Given the hardware in the configuration we tested, it’s no surprise that the Dell XPS 8940 Special Edition scores very high in our benchmarks. This is thanks to the RTX 3070 and Intel Core i7-10700K CPU, but there is something to be said about building a stable system to get the most out of these two key pieces of hardware.
The Lenovo Legion Tower 5i we reviewed late last year had the same CPU and scored nearly as high as the XPS 8940 Special Edition in Geekbench 5, though the XPS consistently squeezed out 50-60 more points in our tests. It’s not blowing the Legion Tower 5i out of the water, but a consistent lead is a consistent lead.

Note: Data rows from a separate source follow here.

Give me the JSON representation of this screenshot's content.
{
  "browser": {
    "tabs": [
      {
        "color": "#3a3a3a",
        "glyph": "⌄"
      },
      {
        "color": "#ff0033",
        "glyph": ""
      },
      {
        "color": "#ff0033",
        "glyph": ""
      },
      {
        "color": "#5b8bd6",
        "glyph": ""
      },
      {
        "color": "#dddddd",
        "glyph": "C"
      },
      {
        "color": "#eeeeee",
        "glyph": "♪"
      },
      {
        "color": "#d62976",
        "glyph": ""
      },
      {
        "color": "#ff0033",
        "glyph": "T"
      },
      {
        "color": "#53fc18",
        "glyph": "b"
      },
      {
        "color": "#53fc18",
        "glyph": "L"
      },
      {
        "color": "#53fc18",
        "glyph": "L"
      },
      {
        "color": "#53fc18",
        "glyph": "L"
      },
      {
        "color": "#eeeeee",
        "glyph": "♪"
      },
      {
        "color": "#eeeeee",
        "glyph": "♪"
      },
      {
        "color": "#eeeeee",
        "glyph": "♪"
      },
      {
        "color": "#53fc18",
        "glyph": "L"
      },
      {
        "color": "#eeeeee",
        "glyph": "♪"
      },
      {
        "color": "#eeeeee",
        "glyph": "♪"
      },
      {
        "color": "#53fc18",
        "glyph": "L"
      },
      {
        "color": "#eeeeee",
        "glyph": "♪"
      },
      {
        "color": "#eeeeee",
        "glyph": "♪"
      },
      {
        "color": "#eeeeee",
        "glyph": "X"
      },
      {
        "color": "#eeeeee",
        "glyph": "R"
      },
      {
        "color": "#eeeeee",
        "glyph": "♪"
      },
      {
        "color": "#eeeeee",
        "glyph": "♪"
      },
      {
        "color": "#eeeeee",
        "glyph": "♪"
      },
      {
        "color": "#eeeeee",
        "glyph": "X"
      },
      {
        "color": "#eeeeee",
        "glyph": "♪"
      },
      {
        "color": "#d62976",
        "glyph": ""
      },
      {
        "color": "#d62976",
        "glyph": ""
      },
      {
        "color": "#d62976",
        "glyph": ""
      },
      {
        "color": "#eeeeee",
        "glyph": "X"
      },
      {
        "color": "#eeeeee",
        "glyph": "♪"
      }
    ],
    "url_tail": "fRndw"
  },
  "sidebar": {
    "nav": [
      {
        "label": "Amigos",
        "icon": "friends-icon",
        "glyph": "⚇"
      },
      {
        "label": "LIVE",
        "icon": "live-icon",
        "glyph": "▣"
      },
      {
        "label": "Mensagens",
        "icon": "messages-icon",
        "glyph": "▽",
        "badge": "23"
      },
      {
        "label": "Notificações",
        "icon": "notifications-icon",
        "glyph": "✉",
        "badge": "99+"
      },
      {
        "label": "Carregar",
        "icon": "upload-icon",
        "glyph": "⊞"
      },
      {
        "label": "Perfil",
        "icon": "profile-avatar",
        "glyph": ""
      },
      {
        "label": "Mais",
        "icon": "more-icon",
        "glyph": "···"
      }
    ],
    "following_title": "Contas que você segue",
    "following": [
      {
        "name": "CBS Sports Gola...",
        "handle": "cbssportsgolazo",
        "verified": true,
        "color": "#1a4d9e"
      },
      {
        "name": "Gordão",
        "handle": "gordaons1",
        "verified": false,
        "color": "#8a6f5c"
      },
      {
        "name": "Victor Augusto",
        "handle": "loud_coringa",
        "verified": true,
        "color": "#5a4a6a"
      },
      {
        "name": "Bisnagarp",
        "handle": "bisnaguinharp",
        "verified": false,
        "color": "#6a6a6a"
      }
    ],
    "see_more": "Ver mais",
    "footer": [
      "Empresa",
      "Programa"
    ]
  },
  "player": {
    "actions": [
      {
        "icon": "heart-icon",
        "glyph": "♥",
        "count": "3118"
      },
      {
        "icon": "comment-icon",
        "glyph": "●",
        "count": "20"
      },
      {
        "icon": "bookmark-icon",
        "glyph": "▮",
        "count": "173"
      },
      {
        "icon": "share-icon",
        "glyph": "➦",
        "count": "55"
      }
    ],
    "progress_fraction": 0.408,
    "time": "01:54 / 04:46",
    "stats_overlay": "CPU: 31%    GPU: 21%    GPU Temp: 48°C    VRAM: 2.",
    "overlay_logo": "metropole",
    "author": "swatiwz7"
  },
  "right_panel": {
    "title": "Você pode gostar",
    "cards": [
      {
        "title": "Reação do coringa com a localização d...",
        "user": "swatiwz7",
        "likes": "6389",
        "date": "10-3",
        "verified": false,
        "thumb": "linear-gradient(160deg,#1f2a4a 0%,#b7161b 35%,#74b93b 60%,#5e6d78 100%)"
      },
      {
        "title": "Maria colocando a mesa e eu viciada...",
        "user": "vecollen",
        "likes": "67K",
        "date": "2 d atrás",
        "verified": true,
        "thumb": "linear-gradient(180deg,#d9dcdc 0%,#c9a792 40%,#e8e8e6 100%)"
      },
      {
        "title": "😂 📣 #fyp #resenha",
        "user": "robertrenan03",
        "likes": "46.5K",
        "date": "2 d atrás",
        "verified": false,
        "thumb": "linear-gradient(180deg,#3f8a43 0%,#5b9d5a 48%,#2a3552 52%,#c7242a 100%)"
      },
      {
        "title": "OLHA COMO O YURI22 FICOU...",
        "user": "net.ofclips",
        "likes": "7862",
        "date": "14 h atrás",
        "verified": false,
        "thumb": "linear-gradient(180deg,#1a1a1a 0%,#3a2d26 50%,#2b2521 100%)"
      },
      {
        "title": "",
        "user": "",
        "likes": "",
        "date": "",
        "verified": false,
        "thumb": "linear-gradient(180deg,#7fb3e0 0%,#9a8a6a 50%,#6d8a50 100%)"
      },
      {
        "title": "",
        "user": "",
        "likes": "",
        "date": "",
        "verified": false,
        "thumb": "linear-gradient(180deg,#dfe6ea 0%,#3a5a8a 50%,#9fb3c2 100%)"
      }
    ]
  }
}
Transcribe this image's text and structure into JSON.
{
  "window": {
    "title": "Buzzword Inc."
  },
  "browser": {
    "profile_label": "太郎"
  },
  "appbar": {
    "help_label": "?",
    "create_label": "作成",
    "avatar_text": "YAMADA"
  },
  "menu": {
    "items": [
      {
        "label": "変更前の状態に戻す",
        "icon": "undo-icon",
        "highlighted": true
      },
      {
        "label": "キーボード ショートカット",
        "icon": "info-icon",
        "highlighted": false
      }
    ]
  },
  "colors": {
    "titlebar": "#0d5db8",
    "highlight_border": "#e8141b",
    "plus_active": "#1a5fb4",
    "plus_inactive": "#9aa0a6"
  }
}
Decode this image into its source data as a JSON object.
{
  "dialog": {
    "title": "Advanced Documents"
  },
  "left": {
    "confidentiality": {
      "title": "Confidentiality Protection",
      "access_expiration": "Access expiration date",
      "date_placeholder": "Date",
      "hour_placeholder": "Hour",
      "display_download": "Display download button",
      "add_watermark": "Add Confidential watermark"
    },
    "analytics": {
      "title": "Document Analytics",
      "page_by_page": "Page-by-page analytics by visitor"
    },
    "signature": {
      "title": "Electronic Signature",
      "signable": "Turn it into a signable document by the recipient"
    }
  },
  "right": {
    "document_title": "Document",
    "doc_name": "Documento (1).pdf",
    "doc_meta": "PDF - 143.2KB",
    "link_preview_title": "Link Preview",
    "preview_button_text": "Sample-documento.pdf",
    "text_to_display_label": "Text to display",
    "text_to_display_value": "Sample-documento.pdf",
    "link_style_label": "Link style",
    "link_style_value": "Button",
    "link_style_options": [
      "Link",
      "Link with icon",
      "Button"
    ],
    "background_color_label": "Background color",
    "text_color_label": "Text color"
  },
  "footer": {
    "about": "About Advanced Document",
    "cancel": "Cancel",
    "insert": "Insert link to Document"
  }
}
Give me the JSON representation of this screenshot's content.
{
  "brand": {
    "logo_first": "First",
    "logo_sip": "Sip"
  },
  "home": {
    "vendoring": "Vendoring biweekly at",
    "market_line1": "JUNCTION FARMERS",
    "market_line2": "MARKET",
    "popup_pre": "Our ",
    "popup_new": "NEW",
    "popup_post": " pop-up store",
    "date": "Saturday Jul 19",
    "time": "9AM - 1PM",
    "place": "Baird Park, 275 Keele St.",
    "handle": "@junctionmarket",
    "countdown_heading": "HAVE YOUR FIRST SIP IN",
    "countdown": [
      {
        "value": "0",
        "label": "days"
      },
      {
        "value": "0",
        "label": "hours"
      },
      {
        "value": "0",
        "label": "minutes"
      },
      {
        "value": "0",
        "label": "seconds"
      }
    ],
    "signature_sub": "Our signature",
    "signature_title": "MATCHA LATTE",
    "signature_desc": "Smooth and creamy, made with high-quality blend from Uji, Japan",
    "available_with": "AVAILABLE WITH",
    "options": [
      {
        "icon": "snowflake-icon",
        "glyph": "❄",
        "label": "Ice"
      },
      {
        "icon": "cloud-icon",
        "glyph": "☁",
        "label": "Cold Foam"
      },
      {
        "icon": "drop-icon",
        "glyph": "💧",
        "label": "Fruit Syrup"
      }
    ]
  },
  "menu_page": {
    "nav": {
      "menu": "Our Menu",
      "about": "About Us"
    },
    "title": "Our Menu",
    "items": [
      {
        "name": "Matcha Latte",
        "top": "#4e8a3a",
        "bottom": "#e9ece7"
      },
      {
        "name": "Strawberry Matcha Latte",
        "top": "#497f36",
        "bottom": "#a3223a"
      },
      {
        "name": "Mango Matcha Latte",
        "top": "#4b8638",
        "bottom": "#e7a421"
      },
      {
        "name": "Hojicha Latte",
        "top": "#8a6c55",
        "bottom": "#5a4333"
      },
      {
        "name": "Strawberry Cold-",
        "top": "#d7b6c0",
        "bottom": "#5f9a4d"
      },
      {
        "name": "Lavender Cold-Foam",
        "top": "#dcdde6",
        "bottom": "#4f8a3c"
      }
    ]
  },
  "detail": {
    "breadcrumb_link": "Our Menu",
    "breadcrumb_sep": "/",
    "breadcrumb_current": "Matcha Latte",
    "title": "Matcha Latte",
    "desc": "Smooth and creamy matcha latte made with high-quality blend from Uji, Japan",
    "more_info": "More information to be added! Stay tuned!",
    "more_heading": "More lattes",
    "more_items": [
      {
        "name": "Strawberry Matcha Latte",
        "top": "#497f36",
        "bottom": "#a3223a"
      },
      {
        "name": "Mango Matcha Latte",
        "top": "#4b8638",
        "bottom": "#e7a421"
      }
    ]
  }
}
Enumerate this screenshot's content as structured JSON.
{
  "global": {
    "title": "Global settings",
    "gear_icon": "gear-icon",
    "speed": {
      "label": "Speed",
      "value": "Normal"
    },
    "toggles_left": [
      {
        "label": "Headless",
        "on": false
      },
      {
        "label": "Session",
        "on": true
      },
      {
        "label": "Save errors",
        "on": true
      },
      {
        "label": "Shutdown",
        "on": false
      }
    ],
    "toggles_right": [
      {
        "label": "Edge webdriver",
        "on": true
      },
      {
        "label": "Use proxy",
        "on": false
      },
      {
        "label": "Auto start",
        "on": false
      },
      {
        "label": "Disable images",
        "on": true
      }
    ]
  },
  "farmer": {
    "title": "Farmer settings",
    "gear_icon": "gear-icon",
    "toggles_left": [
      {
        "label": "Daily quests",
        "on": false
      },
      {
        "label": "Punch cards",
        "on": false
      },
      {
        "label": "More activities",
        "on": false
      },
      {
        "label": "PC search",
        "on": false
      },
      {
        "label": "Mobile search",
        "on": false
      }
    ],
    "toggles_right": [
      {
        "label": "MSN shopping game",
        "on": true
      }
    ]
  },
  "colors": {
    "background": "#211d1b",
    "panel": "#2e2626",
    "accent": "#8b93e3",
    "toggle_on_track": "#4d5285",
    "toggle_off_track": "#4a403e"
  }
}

The RTX 3070 obviously shines, scoring very well in our 3DMark tests, as we expected. While the RTX 3070 lags behind the RTX 3080 and RTX 3090, it’s no slouch when it comes to content creation and gaming.
In our Metro: Exodus benchmark, the XPS Tower Special Edition averages 170 fps on low settings at 1080p, 87 fps on ultra settings at 1080p, and manages 74 fps on ultra settings with ray tracing turned on.
In our Total War: Three Kingdoms battle benchmark, the Dell XPS 8940 Special Edition pumped out 278 fps on low settings and 97 fps on ultra settings, both in 1080p.
Buy it if…
You want a stylish and powerful workstation
Dell XPS desktop PCs dominate the enterprise workstation market for a reason, and the Dell XPS 8940 Special Edition is the best model they’ve put out so far, and is easily its best-looking one at that.
You want a great value
Starting at just $1,099 in the US, the Dell XPS 8940 Special Edition packs in a lot of value even into its entry-level configuration.
You want a prebuilt RTX 3000-series system
If you’re looking for a pre-built desktop PC with the latest Nvidia Ampere cards, this one is one of the best.
Don’t buy it if…
You want a “true” gaming PC
The Dell XPS 8940 Special Edition sure is pretty, but it doesn’t have RGB lighting, so unless you want to rig something up yourself, your gaming rig will always look like you brought it home from the office.
You’re in the UK or Australia
It’s not so much that you “shouldn’t” buy the Dell XPS 8940 Special Edition, it’s that you can’t, at least not from Dell anyway. There are other XPS towers available though, but none with the gorgeous Mineral White chassis.